### AVAILABLE DATA
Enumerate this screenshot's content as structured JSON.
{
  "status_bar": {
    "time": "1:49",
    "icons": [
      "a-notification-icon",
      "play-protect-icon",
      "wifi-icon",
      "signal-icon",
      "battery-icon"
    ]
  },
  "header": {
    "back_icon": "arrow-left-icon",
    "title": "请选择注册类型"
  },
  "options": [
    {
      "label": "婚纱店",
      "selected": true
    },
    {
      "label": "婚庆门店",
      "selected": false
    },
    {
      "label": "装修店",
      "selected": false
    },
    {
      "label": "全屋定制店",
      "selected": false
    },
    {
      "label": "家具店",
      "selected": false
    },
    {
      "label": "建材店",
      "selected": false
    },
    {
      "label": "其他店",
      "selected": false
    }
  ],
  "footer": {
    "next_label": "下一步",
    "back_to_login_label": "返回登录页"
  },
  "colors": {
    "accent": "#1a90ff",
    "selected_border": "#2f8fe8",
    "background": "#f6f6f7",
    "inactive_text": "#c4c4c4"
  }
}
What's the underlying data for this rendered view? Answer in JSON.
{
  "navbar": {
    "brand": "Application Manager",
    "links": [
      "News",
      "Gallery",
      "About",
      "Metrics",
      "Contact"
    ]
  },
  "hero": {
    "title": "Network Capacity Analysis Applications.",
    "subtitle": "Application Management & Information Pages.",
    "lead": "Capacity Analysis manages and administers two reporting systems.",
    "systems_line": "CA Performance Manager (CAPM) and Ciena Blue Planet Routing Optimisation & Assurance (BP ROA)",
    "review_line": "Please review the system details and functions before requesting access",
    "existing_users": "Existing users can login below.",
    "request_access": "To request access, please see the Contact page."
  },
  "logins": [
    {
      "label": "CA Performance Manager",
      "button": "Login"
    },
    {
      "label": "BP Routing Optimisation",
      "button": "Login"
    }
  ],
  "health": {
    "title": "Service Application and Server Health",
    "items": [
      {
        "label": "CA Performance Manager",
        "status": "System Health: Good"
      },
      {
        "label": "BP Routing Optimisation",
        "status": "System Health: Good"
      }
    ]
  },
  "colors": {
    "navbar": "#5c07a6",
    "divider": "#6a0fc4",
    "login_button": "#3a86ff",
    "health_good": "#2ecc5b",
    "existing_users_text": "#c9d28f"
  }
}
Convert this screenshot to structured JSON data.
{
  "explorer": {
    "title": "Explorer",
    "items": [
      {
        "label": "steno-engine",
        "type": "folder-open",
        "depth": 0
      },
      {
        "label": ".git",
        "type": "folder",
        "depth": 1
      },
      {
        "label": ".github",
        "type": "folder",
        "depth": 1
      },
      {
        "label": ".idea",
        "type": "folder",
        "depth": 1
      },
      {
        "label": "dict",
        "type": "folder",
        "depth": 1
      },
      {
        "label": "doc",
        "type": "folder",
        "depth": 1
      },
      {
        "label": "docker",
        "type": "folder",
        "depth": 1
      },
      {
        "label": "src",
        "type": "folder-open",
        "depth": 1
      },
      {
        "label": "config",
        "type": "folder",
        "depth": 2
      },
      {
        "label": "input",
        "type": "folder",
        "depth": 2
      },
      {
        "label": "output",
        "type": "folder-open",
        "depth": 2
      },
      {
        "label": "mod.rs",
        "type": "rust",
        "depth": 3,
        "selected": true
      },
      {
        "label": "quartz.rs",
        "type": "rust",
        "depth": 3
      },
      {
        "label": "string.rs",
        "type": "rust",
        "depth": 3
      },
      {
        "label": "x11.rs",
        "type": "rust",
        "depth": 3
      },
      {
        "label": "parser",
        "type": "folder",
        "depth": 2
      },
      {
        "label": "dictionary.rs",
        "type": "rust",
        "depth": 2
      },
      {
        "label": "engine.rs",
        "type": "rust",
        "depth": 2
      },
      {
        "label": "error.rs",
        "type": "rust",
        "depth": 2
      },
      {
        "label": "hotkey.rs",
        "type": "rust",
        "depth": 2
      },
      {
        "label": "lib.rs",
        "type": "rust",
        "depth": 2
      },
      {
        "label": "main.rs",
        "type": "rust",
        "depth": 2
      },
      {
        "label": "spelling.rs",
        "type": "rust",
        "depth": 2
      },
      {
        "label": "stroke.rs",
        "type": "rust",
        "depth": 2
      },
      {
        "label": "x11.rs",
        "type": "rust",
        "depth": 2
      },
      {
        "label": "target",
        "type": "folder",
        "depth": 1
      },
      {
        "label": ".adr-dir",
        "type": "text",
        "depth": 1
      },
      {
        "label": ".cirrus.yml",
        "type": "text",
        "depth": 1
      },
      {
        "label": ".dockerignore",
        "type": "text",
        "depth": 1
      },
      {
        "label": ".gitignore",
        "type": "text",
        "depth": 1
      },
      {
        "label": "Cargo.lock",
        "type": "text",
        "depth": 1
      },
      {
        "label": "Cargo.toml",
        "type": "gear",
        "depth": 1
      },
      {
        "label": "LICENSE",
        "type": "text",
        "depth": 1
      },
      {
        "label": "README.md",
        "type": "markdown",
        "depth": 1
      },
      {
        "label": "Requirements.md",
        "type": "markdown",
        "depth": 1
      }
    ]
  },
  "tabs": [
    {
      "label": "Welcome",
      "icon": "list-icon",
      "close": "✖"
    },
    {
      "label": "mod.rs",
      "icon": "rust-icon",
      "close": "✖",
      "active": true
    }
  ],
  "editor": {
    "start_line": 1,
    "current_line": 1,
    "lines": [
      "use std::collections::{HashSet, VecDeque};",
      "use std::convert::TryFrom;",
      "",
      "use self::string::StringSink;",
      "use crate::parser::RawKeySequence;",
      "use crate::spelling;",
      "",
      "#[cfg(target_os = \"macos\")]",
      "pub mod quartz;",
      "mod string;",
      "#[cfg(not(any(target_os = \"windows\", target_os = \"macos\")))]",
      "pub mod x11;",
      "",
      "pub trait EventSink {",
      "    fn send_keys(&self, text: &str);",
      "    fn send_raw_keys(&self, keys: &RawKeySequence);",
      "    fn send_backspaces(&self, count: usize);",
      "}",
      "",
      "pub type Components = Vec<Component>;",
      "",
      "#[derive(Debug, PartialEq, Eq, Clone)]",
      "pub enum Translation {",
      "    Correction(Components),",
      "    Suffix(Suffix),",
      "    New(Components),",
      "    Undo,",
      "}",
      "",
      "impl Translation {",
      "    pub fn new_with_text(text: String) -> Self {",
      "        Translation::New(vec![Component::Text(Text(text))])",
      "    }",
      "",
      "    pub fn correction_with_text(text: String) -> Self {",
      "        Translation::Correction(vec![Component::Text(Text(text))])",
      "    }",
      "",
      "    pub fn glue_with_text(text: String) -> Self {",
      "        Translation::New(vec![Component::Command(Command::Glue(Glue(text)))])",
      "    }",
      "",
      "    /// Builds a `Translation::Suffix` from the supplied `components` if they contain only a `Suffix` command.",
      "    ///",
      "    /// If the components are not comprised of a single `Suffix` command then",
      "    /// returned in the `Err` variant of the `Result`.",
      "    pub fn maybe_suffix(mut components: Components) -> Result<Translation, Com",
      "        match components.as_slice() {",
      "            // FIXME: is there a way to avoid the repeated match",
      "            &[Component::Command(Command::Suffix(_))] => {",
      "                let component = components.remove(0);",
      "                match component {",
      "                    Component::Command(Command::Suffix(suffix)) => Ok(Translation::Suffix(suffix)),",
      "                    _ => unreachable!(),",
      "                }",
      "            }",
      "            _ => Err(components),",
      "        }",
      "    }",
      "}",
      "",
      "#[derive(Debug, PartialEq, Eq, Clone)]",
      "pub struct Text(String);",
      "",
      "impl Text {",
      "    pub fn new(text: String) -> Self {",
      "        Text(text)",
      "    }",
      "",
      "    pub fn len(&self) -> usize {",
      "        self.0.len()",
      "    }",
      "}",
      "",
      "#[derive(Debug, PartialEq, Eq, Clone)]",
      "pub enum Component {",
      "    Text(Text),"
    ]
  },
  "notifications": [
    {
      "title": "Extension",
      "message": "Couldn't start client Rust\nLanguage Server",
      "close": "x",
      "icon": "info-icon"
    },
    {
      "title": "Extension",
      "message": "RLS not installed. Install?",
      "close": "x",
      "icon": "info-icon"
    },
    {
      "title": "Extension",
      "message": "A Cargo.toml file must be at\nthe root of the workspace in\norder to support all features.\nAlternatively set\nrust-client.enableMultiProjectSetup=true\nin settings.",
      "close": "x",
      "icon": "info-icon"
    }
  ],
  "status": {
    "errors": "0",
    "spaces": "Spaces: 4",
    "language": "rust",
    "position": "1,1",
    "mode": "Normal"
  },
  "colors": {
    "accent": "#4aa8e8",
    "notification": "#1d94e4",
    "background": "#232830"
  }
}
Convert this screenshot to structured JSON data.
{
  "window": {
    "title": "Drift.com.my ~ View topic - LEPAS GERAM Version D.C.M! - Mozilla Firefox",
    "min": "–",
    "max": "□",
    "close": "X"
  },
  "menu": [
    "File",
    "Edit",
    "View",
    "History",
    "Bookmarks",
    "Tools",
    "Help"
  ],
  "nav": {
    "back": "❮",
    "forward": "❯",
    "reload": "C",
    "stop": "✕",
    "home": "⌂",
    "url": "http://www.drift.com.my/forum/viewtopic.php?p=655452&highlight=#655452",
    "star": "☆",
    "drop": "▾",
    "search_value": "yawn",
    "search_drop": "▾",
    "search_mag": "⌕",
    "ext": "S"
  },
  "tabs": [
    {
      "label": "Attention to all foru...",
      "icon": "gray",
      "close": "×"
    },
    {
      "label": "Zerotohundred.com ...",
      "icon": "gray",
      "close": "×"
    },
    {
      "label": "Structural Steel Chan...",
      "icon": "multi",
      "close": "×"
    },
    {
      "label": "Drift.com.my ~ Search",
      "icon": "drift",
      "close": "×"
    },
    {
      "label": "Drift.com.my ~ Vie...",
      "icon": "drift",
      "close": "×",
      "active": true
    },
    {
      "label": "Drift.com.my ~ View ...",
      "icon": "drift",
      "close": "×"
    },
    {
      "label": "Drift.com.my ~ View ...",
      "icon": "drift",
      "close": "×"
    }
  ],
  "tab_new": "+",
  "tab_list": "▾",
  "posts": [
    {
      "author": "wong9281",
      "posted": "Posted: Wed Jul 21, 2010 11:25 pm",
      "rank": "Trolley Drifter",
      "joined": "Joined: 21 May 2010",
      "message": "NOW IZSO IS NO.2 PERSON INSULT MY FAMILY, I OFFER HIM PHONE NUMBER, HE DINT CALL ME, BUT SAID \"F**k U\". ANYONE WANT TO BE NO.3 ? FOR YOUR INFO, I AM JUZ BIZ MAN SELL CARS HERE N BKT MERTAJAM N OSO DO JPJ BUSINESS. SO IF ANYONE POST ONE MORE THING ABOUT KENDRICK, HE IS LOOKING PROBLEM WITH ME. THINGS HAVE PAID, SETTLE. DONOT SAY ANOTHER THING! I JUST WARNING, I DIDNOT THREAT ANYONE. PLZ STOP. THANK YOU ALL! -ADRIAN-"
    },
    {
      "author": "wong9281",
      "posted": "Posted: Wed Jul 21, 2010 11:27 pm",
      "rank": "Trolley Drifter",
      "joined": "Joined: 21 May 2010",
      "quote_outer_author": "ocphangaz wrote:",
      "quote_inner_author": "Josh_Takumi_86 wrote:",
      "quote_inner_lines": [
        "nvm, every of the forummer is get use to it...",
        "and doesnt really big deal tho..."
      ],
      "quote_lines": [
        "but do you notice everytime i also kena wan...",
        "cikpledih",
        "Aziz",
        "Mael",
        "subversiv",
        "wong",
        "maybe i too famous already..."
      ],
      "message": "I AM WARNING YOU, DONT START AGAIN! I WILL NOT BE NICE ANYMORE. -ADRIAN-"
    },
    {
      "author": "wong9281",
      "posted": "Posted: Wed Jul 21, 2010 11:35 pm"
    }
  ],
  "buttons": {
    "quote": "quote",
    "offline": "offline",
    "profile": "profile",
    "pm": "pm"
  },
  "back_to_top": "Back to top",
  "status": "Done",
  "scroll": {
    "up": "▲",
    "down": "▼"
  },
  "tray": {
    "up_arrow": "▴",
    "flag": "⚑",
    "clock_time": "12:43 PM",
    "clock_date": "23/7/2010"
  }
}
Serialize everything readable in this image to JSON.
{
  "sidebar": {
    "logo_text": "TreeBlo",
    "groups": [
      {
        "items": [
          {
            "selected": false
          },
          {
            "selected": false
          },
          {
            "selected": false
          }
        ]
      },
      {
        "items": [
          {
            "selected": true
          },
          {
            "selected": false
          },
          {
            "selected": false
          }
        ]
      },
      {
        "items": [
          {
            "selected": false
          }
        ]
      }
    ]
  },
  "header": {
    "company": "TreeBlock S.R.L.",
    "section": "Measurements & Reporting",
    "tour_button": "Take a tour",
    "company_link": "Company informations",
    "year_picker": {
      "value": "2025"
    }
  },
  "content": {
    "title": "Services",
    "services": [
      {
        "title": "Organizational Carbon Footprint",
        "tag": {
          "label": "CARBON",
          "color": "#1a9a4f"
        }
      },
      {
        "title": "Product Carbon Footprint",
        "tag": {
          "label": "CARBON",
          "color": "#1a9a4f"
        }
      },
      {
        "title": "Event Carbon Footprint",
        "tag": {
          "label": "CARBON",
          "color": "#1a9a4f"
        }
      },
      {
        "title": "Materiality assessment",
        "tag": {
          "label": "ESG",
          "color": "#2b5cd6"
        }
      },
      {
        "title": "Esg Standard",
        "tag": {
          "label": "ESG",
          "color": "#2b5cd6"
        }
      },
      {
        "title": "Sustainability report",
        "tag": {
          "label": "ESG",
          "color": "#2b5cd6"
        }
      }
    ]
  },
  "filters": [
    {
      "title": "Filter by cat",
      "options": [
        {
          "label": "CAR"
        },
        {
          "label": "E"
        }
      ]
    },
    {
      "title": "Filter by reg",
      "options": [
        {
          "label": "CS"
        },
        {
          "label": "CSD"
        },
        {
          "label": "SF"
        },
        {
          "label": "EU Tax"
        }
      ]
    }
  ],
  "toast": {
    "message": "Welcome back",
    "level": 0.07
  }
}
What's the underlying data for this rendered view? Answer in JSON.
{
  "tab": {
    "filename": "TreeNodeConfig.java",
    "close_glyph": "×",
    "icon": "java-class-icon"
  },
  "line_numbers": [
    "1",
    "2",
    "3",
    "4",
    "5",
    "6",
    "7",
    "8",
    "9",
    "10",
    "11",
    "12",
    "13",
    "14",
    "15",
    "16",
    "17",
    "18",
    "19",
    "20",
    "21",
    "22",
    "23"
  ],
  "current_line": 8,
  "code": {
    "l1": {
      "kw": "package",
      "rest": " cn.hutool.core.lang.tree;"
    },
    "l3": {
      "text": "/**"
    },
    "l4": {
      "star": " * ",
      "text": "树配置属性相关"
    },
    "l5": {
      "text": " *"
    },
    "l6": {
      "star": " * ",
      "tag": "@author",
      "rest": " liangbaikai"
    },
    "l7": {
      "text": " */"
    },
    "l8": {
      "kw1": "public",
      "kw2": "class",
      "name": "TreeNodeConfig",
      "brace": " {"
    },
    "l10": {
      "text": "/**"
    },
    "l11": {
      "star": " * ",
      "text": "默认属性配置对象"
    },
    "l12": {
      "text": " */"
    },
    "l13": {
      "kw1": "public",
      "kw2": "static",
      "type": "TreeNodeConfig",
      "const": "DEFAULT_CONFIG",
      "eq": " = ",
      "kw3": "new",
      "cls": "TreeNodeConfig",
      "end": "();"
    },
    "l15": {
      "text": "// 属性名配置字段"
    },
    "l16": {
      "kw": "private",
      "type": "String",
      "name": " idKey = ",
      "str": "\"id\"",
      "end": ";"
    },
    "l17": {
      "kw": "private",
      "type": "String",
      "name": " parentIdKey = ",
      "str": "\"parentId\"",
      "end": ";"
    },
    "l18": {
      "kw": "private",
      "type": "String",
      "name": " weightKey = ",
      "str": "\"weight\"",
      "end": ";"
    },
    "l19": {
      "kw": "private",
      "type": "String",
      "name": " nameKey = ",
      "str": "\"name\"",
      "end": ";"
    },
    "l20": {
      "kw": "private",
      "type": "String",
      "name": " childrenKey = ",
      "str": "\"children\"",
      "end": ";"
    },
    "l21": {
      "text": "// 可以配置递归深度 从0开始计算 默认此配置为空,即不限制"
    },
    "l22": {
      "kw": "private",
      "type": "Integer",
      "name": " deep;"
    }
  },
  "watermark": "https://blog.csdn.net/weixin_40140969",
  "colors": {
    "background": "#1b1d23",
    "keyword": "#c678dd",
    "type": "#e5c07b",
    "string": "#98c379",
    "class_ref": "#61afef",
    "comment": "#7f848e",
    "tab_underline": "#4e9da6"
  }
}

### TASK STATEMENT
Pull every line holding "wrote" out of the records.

### RESULT OF THE EXERCISE
      "quote_outer_author": "ocphangaz wrote:",
      "quote_inner_author": "Josh_Takumi_86 wrote:",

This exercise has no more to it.